In the midst of uncertainties caused by the spread of Covid-19, Kazakhstan’s sovereign wealth fund (SWF) Samruk-Kazyna is as determined as ever to carry out its state assets privatisation programme. This was the message from managing director of logistics and international cooperation at Samruk-Kazyna Yerzhan Tutkushev at the Kazakhstan Global Investment Forum 2020.
During a panel discussion on the opportunities on offer in the country’s privatisation programme, Tutkushev said that Covid-19 has had an impact on the schedule but not on commitment.
The SWF is in fact currently preparing the strategic sale of national postal service company Kazpost.
Kazakh privatisation programme aims for better efficiency
The Kazakh state assets privatisation programme was launched in 2016 with the ambitious target of reducing the government’s share in the economy to 15% by 2020.
The ultimate goal of the programme is to increase the efficiency of Kazakhstan’s economy by transferring state assets to private investors, supporting their development and enhancing performance and returns.
This in turn aims to, among other things, reduce state regulation of business; foster the country’s investment climate; enhance access to capital; and strengthen corporate governance, transparency and the financial performance of companies. So far, 138 assets have been sold and 29 more are in the process of being sold.
During the panel discussion, Tutkushev sounded satisfied with the results achieved so far.
“This is a large-scale, unprecedented programme for Kazakhstan,” he explained. “Four years ago, the government owned 600 companies with nine underlying subsidiaries levels. Since then, we managed to halve that to 300 companies with six lines of subsidiaries.”
However, the Covid-19 pandemic has had some level of impact on both a number of sectors in Kazakhstan and its privatisation drive. While initial public offerings (IPOs) may have proven to be a successful route to privatisation for the Kazakh government so far, the pandemic has hit some areas of the IPO market.
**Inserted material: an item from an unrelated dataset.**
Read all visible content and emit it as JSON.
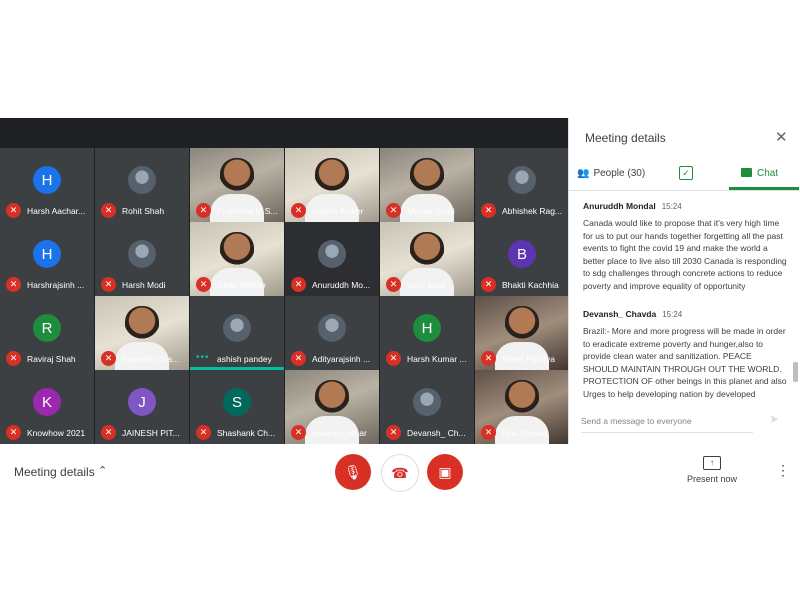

Oil and gas, transport and logistics have been particularly badly hit, although telecoms and renewable energy have proven resilient, according to Tutkushev.
A tale of two companies
The IPO in 2018 of national uranium producer Kazatomprom was a success for Kazakhstan’s privatisation programme. Samruk-Kazyna sold a 15% share in the company on the Astana Stock Exchange and London Stock Exchange, raising $450m. The IPO was followed by two secondary placement offers in 2019 and 2020 that took the private share in the company to 25%.
As Kazatomprom continues to work on post-IPO marketing, chief financial officer Merzhan Yussupov told the privatisation panel at the Kazakhstan Global Investment Forum 2020 that the IPO led the company to an important change of policy.
“Kazatomprom’s uranium production will from now on be dependent on market demand,” he said. “This is a completely different approach from the previous policy of producing more and more uranium regardless of market condition. This makes us more responsible and sustainable producers.”
Kazatomprom was not badly hit by Covid-19. Yussupov explained how the sector continued to attract investors during the pandemic.
“Demand for uranium has remained pretty stable during the pandemic, with interest continuing to come, especially from China and India,” he told the panel. “We expect a steady increase in nuclear demand going forward, which will clearly favour our company.”
National oil and gas company KazMunayGas’s (KMG’s) public listing was scheduled for 2020, but Covid-19 and the sharp decline in oil prices meant that the IPO was postponed until 2022.
“While the pandemic and the dip in oil price has forced us to push our IPO back to 2022, we continue working towards this goal in different ways,” KMG director of business development Mukhtar Avutbayev told the panel.
In total, 58 assets were included in the company’s divestment plan. Of these, eight have been sold and liquidated, including KMG’s gasoline retail business, securing $138.3m (Tg60.6bn), while 50 assets remain for disposal by 2028.
The company plans to sell four non-core assets before the end of 2021, including a five-star hotel in Turkey, and to fully wind up four other companies.
Avutbayev also highlighted how KMG has worked towards strengthening its position in debt markets through successful refinancing programmes.
The feasibility of the IPO in 2022 depends upon the conditions within the markets, specifically the IPO market. As any recovery is not guaranteed, other routes to privatisation might be explored.
Asked about this during the panel, Samruk-Kazyna’s Tutkushev said: “KMG is a state-owned company, so all decisions will be taken with the government. We will, however, be transparent should we decide to pursue other opportunities.”